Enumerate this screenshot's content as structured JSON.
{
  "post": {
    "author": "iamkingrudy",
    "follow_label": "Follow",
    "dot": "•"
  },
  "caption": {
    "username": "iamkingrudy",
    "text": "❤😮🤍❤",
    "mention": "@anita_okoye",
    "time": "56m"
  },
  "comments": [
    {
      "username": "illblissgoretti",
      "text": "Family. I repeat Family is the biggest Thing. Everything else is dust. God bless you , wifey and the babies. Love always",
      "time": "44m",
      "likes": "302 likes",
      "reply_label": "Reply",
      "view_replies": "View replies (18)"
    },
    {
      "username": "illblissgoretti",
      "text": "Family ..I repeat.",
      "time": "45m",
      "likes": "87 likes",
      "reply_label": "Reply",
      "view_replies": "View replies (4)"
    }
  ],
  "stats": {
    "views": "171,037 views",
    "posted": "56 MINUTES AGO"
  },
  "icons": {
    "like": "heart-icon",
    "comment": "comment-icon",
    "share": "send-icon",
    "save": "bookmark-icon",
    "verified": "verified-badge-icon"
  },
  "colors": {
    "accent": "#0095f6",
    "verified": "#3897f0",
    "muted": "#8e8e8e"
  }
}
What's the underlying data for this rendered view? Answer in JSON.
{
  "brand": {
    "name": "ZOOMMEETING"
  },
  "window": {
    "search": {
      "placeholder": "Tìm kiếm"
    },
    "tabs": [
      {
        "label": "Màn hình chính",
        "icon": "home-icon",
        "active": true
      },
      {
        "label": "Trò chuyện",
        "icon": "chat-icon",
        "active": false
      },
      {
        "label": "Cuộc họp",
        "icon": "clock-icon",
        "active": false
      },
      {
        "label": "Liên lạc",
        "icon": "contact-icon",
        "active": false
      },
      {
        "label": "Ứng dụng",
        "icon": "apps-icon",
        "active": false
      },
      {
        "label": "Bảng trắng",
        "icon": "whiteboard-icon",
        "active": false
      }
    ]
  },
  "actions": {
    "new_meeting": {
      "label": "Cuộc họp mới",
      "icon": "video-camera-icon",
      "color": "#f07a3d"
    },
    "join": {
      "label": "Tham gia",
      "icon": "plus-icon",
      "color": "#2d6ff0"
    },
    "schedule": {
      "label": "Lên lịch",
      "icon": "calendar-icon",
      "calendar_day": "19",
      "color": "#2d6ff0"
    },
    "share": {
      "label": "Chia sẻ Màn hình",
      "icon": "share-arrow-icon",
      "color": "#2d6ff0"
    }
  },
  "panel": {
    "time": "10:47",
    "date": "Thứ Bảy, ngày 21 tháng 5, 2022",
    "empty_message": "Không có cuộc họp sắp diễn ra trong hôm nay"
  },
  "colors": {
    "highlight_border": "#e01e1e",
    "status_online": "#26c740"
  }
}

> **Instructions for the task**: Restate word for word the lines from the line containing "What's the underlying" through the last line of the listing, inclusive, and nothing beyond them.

> **Output for this task**:
What's the underlying data for this rendered view? Answer in JSON.
{
  "brand": {
    "name": "ZOOMMEETING"
  },
  "window": {
    "search": {
      "placeholder": "Tìm kiếm"
    },
    "tabs": [
      {
        "label": "Màn hình chính",
        "icon": "home-icon",
        "active": true
      },
      {
        "label": "Trò chuyện",
        "icon": "chat-icon",
        "active": false
      },
      {
        "label": "Cuộc họp",
        "icon": "clock-icon",
        "active": false
      },
      {
        "label": "Liên lạc",
        "icon": "contact-icon",
        "active": false
      },
      {
        "label": "Ứng dụng",
        "icon": "apps-icon",
        "active": false
      },
      {
        "label": "Bảng trắng",
        "icon": "whiteboard-icon",
        "active": false
      }
    ]
  },
  "actions": {
    "new_meeting": {
      "label": "Cuộc họp mới",
      "icon": "video-camera-icon",
      "color": "#f07a3d"
    },
    "join": {
      "label": "Tham gia",
      "icon": "plus-icon",
      "color": "#2d6ff0"
    },
    "schedule": {
      "label": "Lên lịch",
      "icon": "calendar-icon",
      "calendar_day": "19",
      "color": "#2d6ff0"
    },
    "share": {
      "label": "Chia sẻ Màn hình",
      "icon": "share-arrow-icon",
      "color": "#2d6ff0"
    }
  },
  "panel": {
    "time": "10:47",
    "date": "Thứ Bảy, ngày 21 tháng 5, 2022",
    "empty_message": "Không có cuộc họp sắp diễn ra trong hôm nay"
  },
  "colors": {
    "highlight_border": "#e01e1e",
    "status_online": "#26c740"
  }
}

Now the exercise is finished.